→ Activity
What lines below hold the string "title"? Copy them all.

Start of Records shown

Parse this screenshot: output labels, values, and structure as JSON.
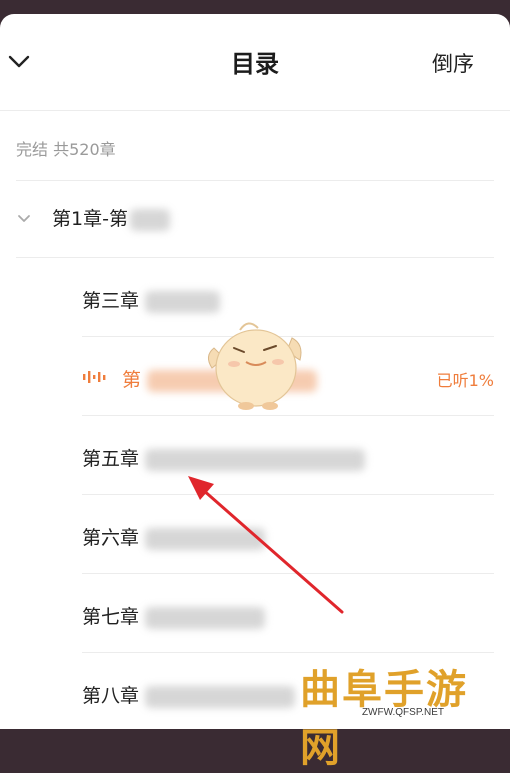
{
  "header": {
    "title": "目录",
    "reverse_label": "倒序",
    "collapse_icon": "chevron-down-icon"
  },
  "summary": "完结 共520章",
  "group": {
    "title": "第1章-第",
    "expanded_icon": "chevron-down-icon"
  },
  "chapters": [
    {
      "title": "第三章",
      "state": "normal"
    },
    {
      "title": "第",
      "state": "playing",
      "progress": "已听1%"
    },
    {
      "title": "第五章",
      "state": "normal"
    },
    {
      "title": "第六章",
      "state": "normal"
    },
    {
      "title": "第七章",
      "state": "normal"
    },
    {
      "title": "第八章",
      "state": "normal"
    }
  ],
  "watermark": {
    "brand": "曲阜手游网",
    "url": "ZWFW.QFSP.NET"
  },
  "colors": {
    "accent": "#ef7d3c",
    "arrow": "#e0262c",
    "watermark": "#e0a12a"
  }
}
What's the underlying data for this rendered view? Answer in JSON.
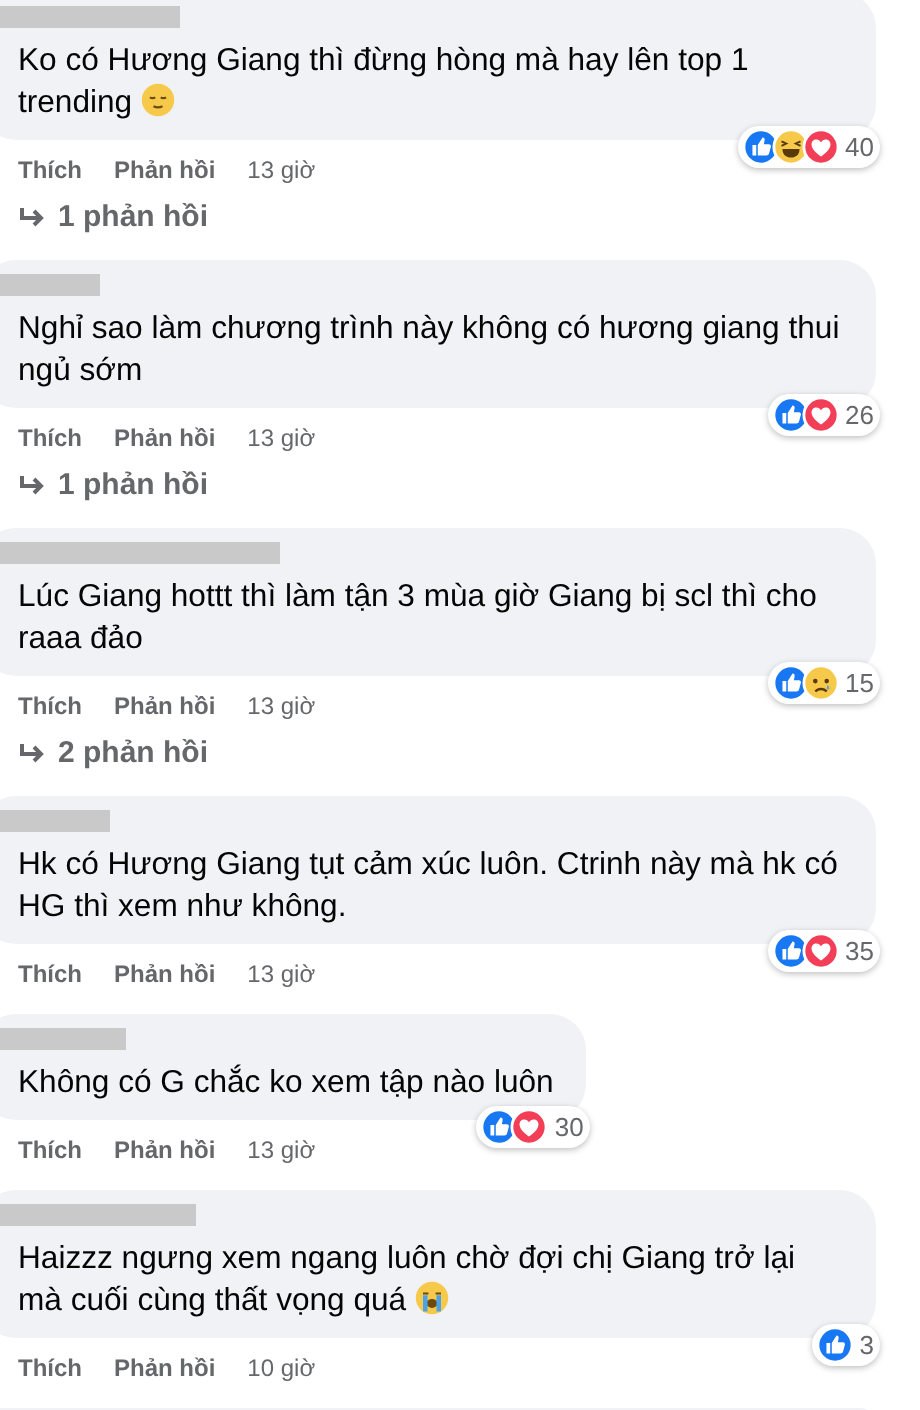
{
  "comments": [
    {
      "kind": "full",
      "text": "Ko có Hương Giang thì đừng hòng mà hay lên top 1 trending",
      "emoji": {
        "kind": "relieved"
      },
      "reactions": [
        {
          "kind": "like"
        },
        {
          "kind": "haha"
        },
        {
          "kind": "love"
        }
      ],
      "reaction_count": "40",
      "actions": [
        "Thích",
        "Phản hồi"
      ],
      "time": "13 giờ",
      "replies": "1 phản hồi"
    },
    {
      "kind": "full",
      "text": "Nghỉ sao làm chương trình này không có hương giang thui ngủ sớm",
      "reactions": [
        {
          "kind": "like"
        },
        {
          "kind": "love"
        }
      ],
      "reaction_count": "26",
      "actions": [
        "Thích",
        "Phản hồi"
      ],
      "time": "13 giờ",
      "replies": "1 phản hồi"
    },
    {
      "kind": "full",
      "text": "Lúc Giang hottt thì làm tận 3 mùa giờ Giang bị scl thì cho raaa đảo",
      "reactions": [
        {
          "kind": "like"
        },
        {
          "kind": "sad"
        }
      ],
      "reaction_count": "15",
      "actions": [
        "Thích",
        "Phản hồi"
      ],
      "time": "13 giờ",
      "replies": "2 phản hồi"
    },
    {
      "kind": "full",
      "text": "Hk có Hương Giang tụt cảm xúc luôn. Ctrinh này mà hk có HG thì xem như không.",
      "reactions": [
        {
          "kind": "like"
        },
        {
          "kind": "love"
        }
      ],
      "reaction_count": "35",
      "actions": [
        "Thích",
        "Phản hồi"
      ],
      "time": "13 giờ"
    },
    {
      "kind": "full",
      "text": "Không có G chắc ko xem tập nào luôn",
      "reactions": [
        {
          "kind": "like"
        },
        {
          "kind": "love"
        }
      ],
      "reaction_count": "30",
      "actions": [
        "Thích",
        "Phản hồi"
      ],
      "time": "13 giờ"
    },
    {
      "kind": "full",
      "text": "Haizzz ngưng xem ngang luôn chờ đợi chị Giang trở lại mà cuối cùng thất vọng quá",
      "emoji": {
        "kind": "crying"
      },
      "reactions": [
        {
          "kind": "like"
        }
      ],
      "reaction_count": "3",
      "actions": [
        "Thích",
        "Phản hồi"
      ],
      "time": "10 giờ"
    },
    {
      "kind": "partial"
    }
  ]
}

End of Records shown

→ Task result
    "title": "目录",
    "title": "第1章-第",
      "title": "第三章",
      "title": "第",
      "title": "第五章",
      "title": "第六章",
      "title": "第七章",
      "title": "第八章",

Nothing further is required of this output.